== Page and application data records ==
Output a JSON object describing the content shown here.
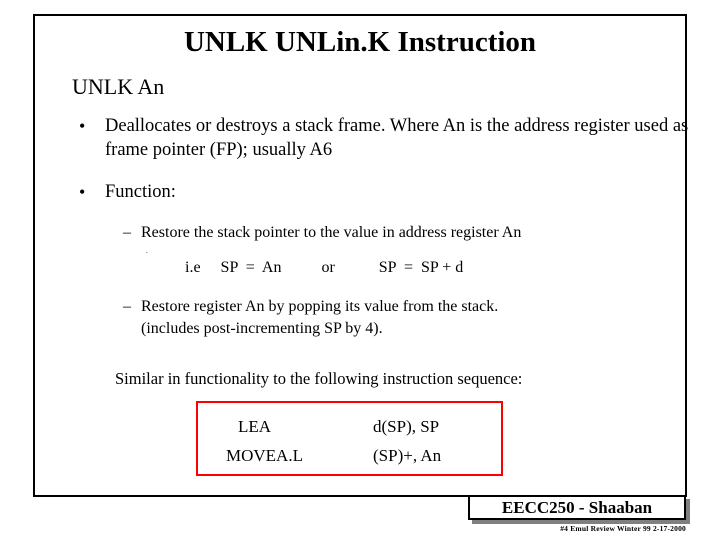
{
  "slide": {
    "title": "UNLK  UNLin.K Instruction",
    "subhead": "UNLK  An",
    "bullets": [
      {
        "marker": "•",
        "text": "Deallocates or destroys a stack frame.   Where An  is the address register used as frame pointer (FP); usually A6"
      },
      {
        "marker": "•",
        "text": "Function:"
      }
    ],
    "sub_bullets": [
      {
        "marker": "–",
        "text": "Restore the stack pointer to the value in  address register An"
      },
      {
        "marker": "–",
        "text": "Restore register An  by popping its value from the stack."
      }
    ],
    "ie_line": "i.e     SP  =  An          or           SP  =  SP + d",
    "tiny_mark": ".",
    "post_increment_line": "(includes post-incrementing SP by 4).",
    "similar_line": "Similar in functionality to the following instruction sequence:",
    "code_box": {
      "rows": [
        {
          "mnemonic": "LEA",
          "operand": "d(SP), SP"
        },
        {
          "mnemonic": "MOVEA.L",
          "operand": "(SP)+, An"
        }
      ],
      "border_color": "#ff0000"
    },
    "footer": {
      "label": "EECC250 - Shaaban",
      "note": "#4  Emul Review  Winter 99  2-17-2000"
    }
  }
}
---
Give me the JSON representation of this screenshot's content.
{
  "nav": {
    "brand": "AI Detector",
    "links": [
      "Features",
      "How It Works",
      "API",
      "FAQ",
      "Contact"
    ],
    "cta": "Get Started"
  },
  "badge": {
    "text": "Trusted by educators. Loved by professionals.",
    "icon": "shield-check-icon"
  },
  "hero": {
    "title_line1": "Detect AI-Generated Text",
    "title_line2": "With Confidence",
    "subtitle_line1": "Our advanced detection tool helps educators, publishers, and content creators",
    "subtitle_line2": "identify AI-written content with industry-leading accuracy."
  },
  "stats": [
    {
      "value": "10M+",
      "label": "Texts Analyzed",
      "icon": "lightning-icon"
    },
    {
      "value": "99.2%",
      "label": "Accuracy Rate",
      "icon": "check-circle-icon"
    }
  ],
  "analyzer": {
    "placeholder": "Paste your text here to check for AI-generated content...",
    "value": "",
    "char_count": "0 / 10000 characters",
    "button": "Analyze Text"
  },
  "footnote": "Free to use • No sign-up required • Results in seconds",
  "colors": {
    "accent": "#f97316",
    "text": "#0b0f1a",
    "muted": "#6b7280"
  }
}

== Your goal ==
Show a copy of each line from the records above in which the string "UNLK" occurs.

== Exercise result ==
    "title": "UNLK  UNLin.K Instruction",
    "subhead": "UNLK  An",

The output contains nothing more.